1
2
[1, 5, 6, 8, 9, 15]
[2, 3, 4, 5, 9, 20, 31, 33, 34]

You will have to go through every element in the first array, but not for the second. Why? Well, we know these arrays are sorted. So if we’re looking to see if 1 is in both arrays, we look at 1 in the first, but we hit a 2 in the second. Since these are sorted, anything after 2 is going to be greater than 2. We can stop looking here.

Think about spacetime trade offs. Also always keep in mind hashtables because apparently they can be used to solve a lot of algorithms questions in optimal ways. This particular problem can be solved using a hashtable. I have solved it in Python here.

Some whiteboarding tips:

  • Code far top left corner.
  • Write small and straight.
  • If it helps, write pseudocode. But don’t write psuedocode that uses syntax that looks too much like a programming language’s because it’ll just look like shitty code.

Code breadth first:

  • Modularize from the very beginning.
  • Go level by level, top down.
  • Hit the most interesting thing first, then move down.
  • You’re most likely to screw up on something like shifting bits around, but that isn’t very interesting, so just save it for last. Interviewers will not care if you messed up on something like that if you got the bigger picture correct.
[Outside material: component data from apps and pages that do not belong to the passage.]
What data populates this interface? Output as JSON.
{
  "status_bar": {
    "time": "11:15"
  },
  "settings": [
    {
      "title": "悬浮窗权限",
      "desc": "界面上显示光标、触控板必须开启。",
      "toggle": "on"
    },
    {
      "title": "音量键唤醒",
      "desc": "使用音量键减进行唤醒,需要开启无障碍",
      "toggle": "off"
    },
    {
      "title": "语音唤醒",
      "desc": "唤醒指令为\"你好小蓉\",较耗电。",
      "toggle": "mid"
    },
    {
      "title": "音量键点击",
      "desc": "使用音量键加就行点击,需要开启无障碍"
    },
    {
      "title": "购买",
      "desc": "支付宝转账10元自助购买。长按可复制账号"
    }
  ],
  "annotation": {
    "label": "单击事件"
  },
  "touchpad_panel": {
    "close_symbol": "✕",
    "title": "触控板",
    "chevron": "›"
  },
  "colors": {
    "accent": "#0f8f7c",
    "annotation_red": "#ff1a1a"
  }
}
If you’re ever confused, stop, and recoup. Don’t push through when confused. Walk through your example again.

When you’re done writing your algorithm, test your code with an example, but NOT the example you used to understand the question. Good examples are long but not necessarily good test cases. Go with something shorter so if you hit a bug, you’ll hit the bug faster. Start with small general test cases, then go to special cases.

Look at your code for interesting lines; what lines are most probable for errors?

After this, follow up with your recruiter!

Also, always keep in mind that interviewers are people too, and they all have varying personalities. If one is being really quiet, that doesn’t mean you aren’t doing well. Sometimes interviewers act harsher if you are doing well! What. They don’t think you need their help and they’re thinking about ways to push you.

Cool. Once you get an offer, negotiate, because it’s a win-win. 30 minutes isn’t a lot, but hey, you might get a couple thousand dollars out of it. Counter offer their offer by bumping it up $20k. They’ll probably throw you a bone and meet you in the middle.

Obviously Gayle’s advice should also be taken with a grain of salt.